As the fallout from the first Leaders’ Debate continues, the Tory cheerleaders within the blogosphere have been reduced to a state of desperation: they don’t want to appear nasty towards Corporal Clegg, but their belief that Young Dave only had to turn up and look confident has been shot apart. The prospect of a hung parliament, and potential coalition Government, is clearly causing distress, so much so that creative retelling of history to frighten voters back to the Tories has begun.
And today’s singularly desperate storyteller is Iain Dale, a compliant and reliable conduit for Tory propaganda. Dale has exhumed David Low’s caricature of Lloyd George as coalition Prime Minister (after the “coupon election” of 1918) riding a two headed donkey. He says that this Government was “possibly the worst ... of the 20th Century”, which fails to explain why Lloyd George was, by 1922, at the height of his personal popularity. He summons the memory of Michael Foot in telling what did for LG.
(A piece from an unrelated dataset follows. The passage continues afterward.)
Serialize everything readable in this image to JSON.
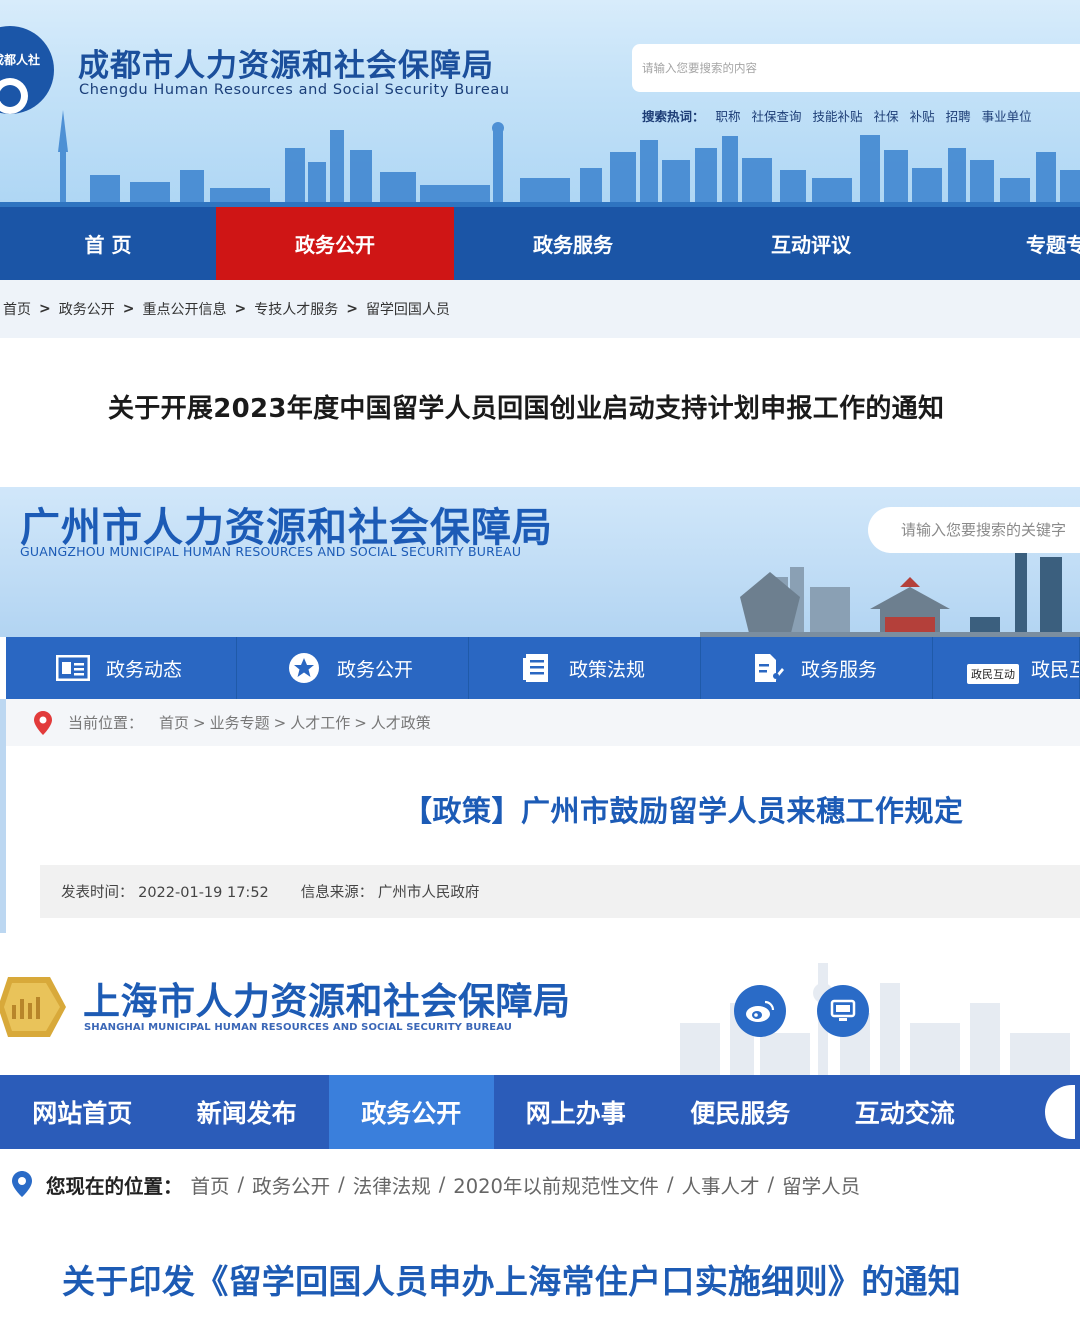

What sunk Lloyd George was partly that he had no party by 1922: the coalition had ended (so the two headed donkey was no more), and the Liberals, something that Dale’s simplistic analysis omits, were split between those backing LG and the followers of Herbert Asquith, with the latter having been part of the opposition after 1918. When the election came in 1922, LG and those of like mind stood as a party separate to the Liberals, and suffered as a result. The Tories, who had formed the bulk of the 1918 coalition, emerged if anything stronger (the lesson of what happens to a politician who has no party was not lost on LG’s friend Churchill in 1940).
And the Tories did it again in 1931: Ramsay MacDonald and a group of Labour and Liberal MPs went into a coalition “National Government” with them, the Tories emerging by 1935 as a party with a parliamentary majority of around 200. MacDonald was, on one occasion, discovered by Lloyd George wandering around the House of Commons looking lost: he left LG with the impression that he had come to realise he had been duped.
What Iain Dale and his fellow Tory cheerleaders cannot and will not admit is that there is one lesson to learn from recent peacetime coalition Governments in the UK: you go in with the Tories, and you end up getting screwed over. The Liberal Party suffered most, though they inflicted much of the damage by their infighting and indiscipline. Labour were rescued by their contribution to Churchill’s wartime Government, and the desire of the electorate not to go back to the policies that had failed so many of them in the 30s.Nick Clegg, an Asquith Liberal, and the likes of Chris Huhne, who leans towards LG, will know their history well enough to hold together, and treat the Tory cheerleaders with the contempt they deserve.